At Bridged AI, as reliable players for artificial intelligence and machine learning training data, we offer a range of image annotation services, few of which are listed below:

2D/3D Bounding Boxes

2D and 3d bounding boxes | Blog | Bridged.co

Drawing rectangles or cuboids around objects in an image and labeling them to different classes.

Point Annotation

Point annotation | Blog | Bridged.co

Marking points of interest in an object to define its identifiable features.

Line Annotation

Line annotation | Blog | Bridged.co

Drawing lines over objects and assigning a class to them.

Polygonal Annotation

Polygonal annotation | Blog | Bridged.co

Drawing polygonal boundaries around objects and class-labeling them accordingly.

Semantic Segmentation

Semantic segmentation | blog | Bridged.co

Labeling images at a pixel level for a greater understanding and classification of objects.

Video Annotation

Video annotation | blog | Bridged.co

Object tracking through multiple frames to estimate both spatial and temporal quantities.

Applications of Computer Vision

It would not be an exaggeration to say computer vision is driving modern technology like no other.
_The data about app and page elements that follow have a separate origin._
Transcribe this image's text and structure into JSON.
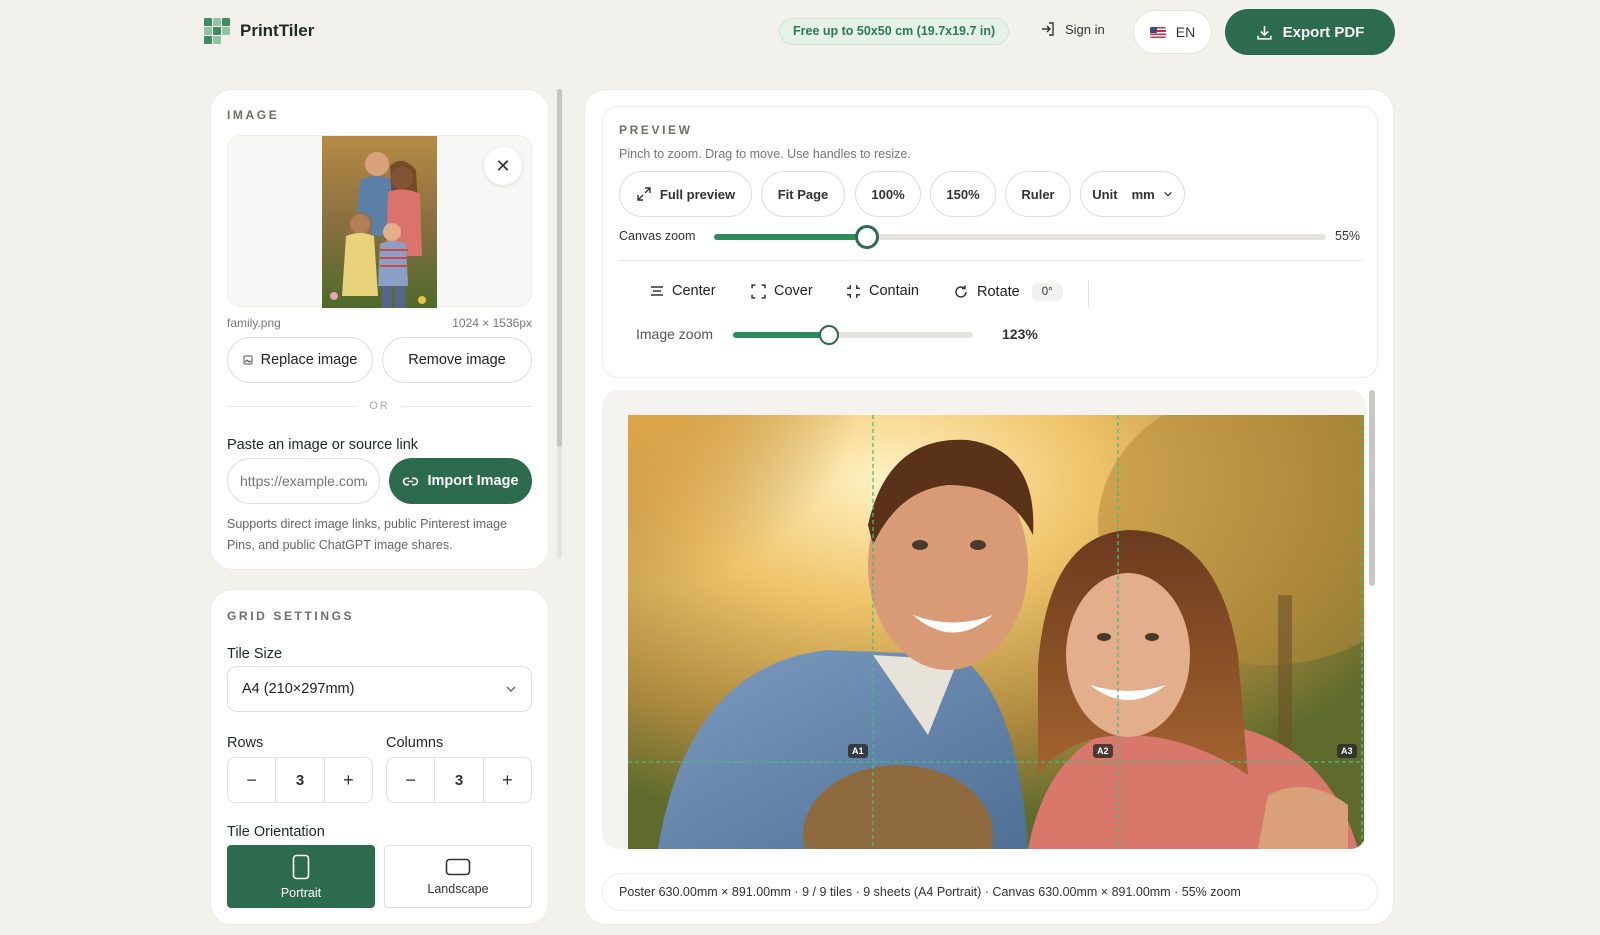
{
  "header": {
    "app_name": "PrintTiler",
    "free_badge": "Free up to 50x50 cm (19.7x19.7 in)",
    "sign_in": "Sign in",
    "language": "EN",
    "export_label": "Export PDF",
    "colors": {
      "accent": "#2d6b4e",
      "badge_bg": "#e4f2e8",
      "badge_text": "#2d7a52"
    }
  },
  "image_panel": {
    "title": "IMAGE",
    "file_name": "family.png",
    "file_dims": "1024 × 1536px",
    "replace_label": "Replace image",
    "remove_label": "Remove image",
    "or_label": "OR",
    "paste_label": "Paste an image or source link",
    "url_placeholder": "https://example.com/image.jpg",
    "import_label": "Import Image",
    "support_text": "Supports direct image links, public Pinterest image Pins, and public ChatGPT image shares."
  },
  "grid_settings": {
    "title": "GRID SETTINGS",
    "tile_size_label": "Tile Size",
    "tile_size_value": "A4 (210×297mm)",
    "rows_label": "Rows",
    "rows_value": "3",
    "columns_label": "Columns",
    "columns_value": "3",
    "orientation_label": "Tile Orientation",
    "portrait_label": "Portrait",
    "landscape_label": "Landscape",
    "selected_orientation": "Portrait"
  },
  "preview": {
    "title": "PREVIEW",
    "subtitle": "Pinch to zoom. Drag to move. Use handles to resize.",
    "tools": {
      "full_preview": "Full preview",
      "fit_page": "Fit Page",
      "z100": "100%",
      "z150": "150%",
      "ruler": "Ruler",
      "unit_label": "Unit",
      "unit_value": "mm"
    },
    "canvas_zoom_label": "Canvas zoom",
    "canvas_zoom_value": "55%",
    "canvas_zoom_fraction": 0.25,
    "actions": {
      "center": "Center",
      "cover": "Cover",
      "contain": "Contain",
      "rotate": "Rotate",
      "rotate_value": "0°"
    },
    "image_zoom_label": "Image zoom",
    "image_zoom_value": "123%",
    "image_zoom_fraction": 0.4,
    "tile_labels": [
      "A1",
      "A2",
      "A3"
    ],
    "status": "Poster 630.00mm × 891.00mm · 9 / 9 tiles · 9 sheets (A4 Portrait) · Canvas 630.00mm × 891.00mm · 55% zoom"
  }
}
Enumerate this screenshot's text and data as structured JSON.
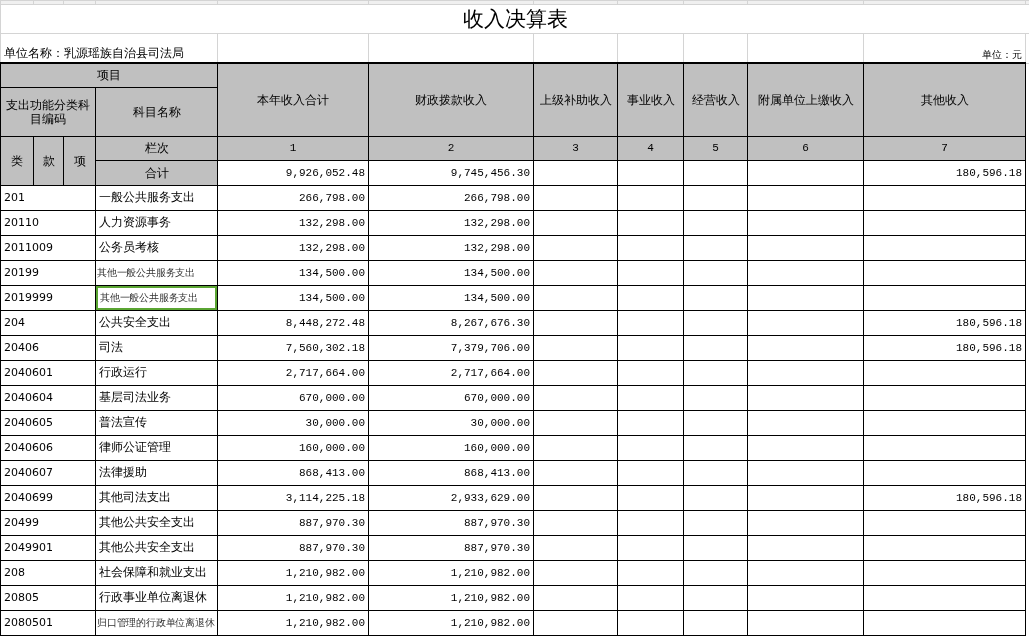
{
  "title": "收入决算表",
  "unit_name": "单位名称：乳源瑶族自治县司法局",
  "unit": "单位：元",
  "header": {
    "item_group": "项目",
    "code_group": "支出功能分类科目编码",
    "name_column": "科目名称",
    "code_levels": [
      "类",
      "款",
      "项"
    ],
    "index_label": "栏次"
  },
  "columns": [
    {
      "title": "本年收入合计",
      "number": "1"
    },
    {
      "title": "财政拨款收入",
      "number": "2"
    },
    {
      "title": "上级补助收入",
      "number": "3"
    },
    {
      "title": "事业收入",
      "number": "4"
    },
    {
      "title": "经营收入",
      "number": "5"
    },
    {
      "title": "附属单位上缴收入",
      "number": "6"
    },
    {
      "title": "其他收入",
      "number": "7"
    }
  ],
  "total": {
    "label": "合计",
    "amounts": {
      "1": "9,926,052.48",
      "2": "9,745,456.30",
      "7": "180,596.18"
    }
  },
  "rows": [
    {
      "code": "201",
      "name": "一般公共服务支出",
      "small_text": false,
      "selected": false,
      "amounts": {
        "1": "266,798.00",
        "2": "266,798.00"
      }
    },
    {
      "code": "20110",
      "name": "人力资源事务",
      "small_text": false,
      "selected": false,
      "amounts": {
        "1": "132,298.00",
        "2": "132,298.00"
      }
    },
    {
      "code": "2011009",
      "name": "公务员考核",
      "small_text": false,
      "selected": false,
      "amounts": {
        "1": "132,298.00",
        "2": "132,298.00"
      }
    },
    {
      "code": "20199",
      "name": "其他一般公共服务支出",
      "small_text": true,
      "selected": false,
      "amounts": {
        "1": "134,500.00",
        "2": "134,500.00"
      }
    },
    {
      "code": "2019999",
      "name": "其他一般公共服务支出",
      "small_text": true,
      "selected": true,
      "amounts": {
        "1": "134,500.00",
        "2": "134,500.00"
      }
    },
    {
      "code": "204",
      "name": "公共安全支出",
      "small_text": false,
      "selected": false,
      "amounts": {
        "1": "8,448,272.48",
        "2": "8,267,676.30",
        "7": "180,596.18"
      }
    },
    {
      "code": "20406",
      "name": "司法",
      "small_text": false,
      "selected": false,
      "amounts": {
        "1": "7,560,302.18",
        "2": "7,379,706.00",
        "7": "180,596.18"
      }
    },
    {
      "code": "2040601",
      "name": "行政运行",
      "small_text": false,
      "selected": false,
      "amounts": {
        "1": "2,717,664.00",
        "2": "2,717,664.00"
      }
    },
    {
      "code": "2040604",
      "name": "基层司法业务",
      "small_text": false,
      "selected": false,
      "amounts": {
        "1": "670,000.00",
        "2": "670,000.00"
      }
    },
    {
      "code": "2040605",
      "name": "普法宣传",
      "small_text": false,
      "selected": false,
      "amounts": {
        "1": "30,000.00",
        "2": "30,000.00"
      }
    },
    {
      "code": "2040606",
      "name": "律师公证管理",
      "small_text": false,
      "selected": false,
      "amounts": {
        "1": "160,000.00",
        "2": "160,000.00"
      }
    },
    {
      "code": "2040607",
      "name": "法律援助",
      "small_text": false,
      "selected": false,
      "amounts": {
        "1": "868,413.00",
        "2": "868,413.00"
      }
    },
    {
      "code": "2040699",
      "name": "其他司法支出",
      "small_text": false,
      "selected": false,
      "amounts": {
        "1": "3,114,225.18",
        "2": "2,933,629.00",
        "7": "180,596.18"
      }
    },
    {
      "code": "20499",
      "name": "其他公共安全支出",
      "small_text": false,
      "selected": false,
      "amounts": {
        "1": "887,970.30",
        "2": "887,970.30"
      }
    },
    {
      "code": "2049901",
      "name": "其他公共安全支出",
      "small_text": false,
      "selected": false,
      "amounts": {
        "1": "887,970.30",
        "2": "887,970.30"
      }
    },
    {
      "code": "208",
      "name": "社会保障和就业支出",
      "small_text": false,
      "selected": false,
      "amounts": {
        "1": "1,210,982.00",
        "2": "1,210,982.00"
      }
    },
    {
      "code": "20805",
      "name": "行政事业单位离退休",
      "small_text": false,
      "selected": false,
      "amounts": {
        "1": "1,210,982.00",
        "2": "1,210,982.00"
      }
    },
    {
      "code": "2080501",
      "name": "归口管理的行政单位离退休",
      "small_text": true,
      "selected": false,
      "amounts": {
        "1": "1,210,982.00",
        "2": "1,210,982.00"
      }
    }
  ]
}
It finds application in very many fields — from assisting cameras, recognizing landscapes, and enhancing picture quality to use-cases as diverse and distinct as self-driving cars, autonomous robotics, virtual reality, surveillance, finance, and health industries — and they are increasing by the day.

Facial Recognition
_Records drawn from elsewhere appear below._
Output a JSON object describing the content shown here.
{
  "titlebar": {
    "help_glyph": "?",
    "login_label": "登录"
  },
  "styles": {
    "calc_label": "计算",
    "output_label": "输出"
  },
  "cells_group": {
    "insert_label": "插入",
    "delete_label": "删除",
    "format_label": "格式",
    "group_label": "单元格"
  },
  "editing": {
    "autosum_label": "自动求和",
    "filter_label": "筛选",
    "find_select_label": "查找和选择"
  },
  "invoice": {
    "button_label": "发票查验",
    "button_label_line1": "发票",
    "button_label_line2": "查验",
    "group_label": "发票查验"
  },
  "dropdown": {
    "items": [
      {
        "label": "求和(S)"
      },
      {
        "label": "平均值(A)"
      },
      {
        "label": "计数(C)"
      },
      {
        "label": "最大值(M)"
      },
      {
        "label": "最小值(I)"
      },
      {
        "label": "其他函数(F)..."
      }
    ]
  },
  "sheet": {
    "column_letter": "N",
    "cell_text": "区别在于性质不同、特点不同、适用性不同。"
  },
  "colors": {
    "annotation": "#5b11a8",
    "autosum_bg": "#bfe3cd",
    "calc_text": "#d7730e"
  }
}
Facial recognition | Blog | Bridged.co

Computer Vision helps you detect faces, identify faces by name, understand emotion, recognize complexion and that’s not the end of it.

The use of this powerful tool is not limited to just fancying photos. You can implement it to quickly sift through customer databases, or even for surveillance and security by identifying fraudsters.

Self-driving Cars

Self-driving cars | Blog | Bridged.co

Computer Vision is the fundamental technology behind developing autonomous vehicles. Most leading car manufacturers in the world are reaping the benefits of investing in artificial intelligence for developing on-road versions of hands-free technology.

Augmented & Virtual Reality

Augmented and virtual reality | Blog | Bridged.co

Again, Computer Vision is central to creating limitless fantasy worlds within physical boundaries and augmenting our senses.

Optical Character Recognition

An AI system can be trained through Computer Vision to identify and read text from images and images of documents and use it for faster processing, filtering, and on-boarding.

Artificial Intelligence is the leading technology of the 21st century. While doomsday conspirators cry themselves hoarse about the potential destruction of the human race at the hands of AI robots, Bridged.co firmly believes that the various applications of AI that we see around us today are just like any other technological advancement, only better. Artificial Intelligence has only helped us in improving the quality of life while achieving unprecedented levels of automation and leaving us amazed at our own achievements at the same time. The Computer Vision mission has only just begun.